Toronto Wolfpack have released former Great Britain coach Brian Noble from his role as director of rugby, on a mutually agreed basis.
It ends a four-year association with the Wolfpack for the 59-year-old, who had been notably responsible for player development and recruitment.
During his time, Toronto earned two promotions to reach Super League, just three years into their existence.
"Brian has been an invaluable resource and asset," chairman Bob Hunter said.
"Our promotion into Super League wouldn't have been possible without him. I don't just speak for myself, but for the entire organization, as we wish Nobby the absolute best and can't thank him enough for what he has meant to our club."
Noble, who won Super League titles and Challenge Cups domestically with Bradford and remains the last coach to guide a northern hemisphere team to victory over Australia, was brought into the Toronto club for his wealth of experience and contacts to help establish the club as an immediate force.
Within their short history, Toronto have made headlines on both sides of the Atlantic for their ambitious recruitment.
This past winter they brought in Sonny Bill Williams, the All Black and National Rugby League Grand Final winner, and over the past few seasons have seen Ricky Leutele, Jon Wilkin and Fui Fui Moimoi all wear the Canadian club's jersey.
Noble added: "It has been an experience that I'll never forget and feel it's one of my greatest accomplishments. I have been considering my future since the beginning of the year and I feel that now is the right time for me to move to a new challenge in the game.
"My mission has been achieved with the delivery of a strong football infrastructure for the club both in Toronto and the UK while being part of a brand that continues to attract some of the best talent globally.

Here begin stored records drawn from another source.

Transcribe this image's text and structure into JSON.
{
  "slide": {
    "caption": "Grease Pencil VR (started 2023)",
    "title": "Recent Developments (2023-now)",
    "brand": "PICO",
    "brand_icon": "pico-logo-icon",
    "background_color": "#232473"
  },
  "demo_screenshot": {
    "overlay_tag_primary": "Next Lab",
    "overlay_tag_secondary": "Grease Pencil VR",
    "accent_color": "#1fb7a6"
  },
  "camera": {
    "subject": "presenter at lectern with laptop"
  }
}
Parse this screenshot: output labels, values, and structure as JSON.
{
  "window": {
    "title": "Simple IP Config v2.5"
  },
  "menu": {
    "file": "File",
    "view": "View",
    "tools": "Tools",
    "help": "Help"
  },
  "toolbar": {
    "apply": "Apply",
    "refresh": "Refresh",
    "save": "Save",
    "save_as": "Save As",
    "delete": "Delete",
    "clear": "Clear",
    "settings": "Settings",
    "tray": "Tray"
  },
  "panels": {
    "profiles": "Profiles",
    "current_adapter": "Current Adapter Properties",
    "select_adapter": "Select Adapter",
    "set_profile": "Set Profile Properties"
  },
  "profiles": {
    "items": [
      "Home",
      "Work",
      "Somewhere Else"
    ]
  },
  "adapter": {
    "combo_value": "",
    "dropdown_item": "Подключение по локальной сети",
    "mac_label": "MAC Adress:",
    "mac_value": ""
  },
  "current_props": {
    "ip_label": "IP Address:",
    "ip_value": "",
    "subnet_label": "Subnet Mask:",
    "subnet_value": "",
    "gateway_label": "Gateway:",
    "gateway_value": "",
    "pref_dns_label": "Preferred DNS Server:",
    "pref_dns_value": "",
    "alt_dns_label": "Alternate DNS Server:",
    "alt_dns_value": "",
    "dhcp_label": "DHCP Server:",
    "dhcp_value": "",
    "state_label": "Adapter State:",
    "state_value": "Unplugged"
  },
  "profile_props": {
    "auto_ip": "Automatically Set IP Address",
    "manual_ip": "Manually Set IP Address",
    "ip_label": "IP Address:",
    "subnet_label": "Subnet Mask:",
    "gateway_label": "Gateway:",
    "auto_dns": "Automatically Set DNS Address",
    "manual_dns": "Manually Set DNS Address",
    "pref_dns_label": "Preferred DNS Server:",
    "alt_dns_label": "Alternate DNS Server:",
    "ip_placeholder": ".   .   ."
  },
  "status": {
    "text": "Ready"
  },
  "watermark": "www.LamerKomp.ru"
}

"There's a great sense of accomplishment knowing that I was able to help the Wolfpack organization in breaking rugby league out of its traditional heartlands and take the game to new audiences in North America."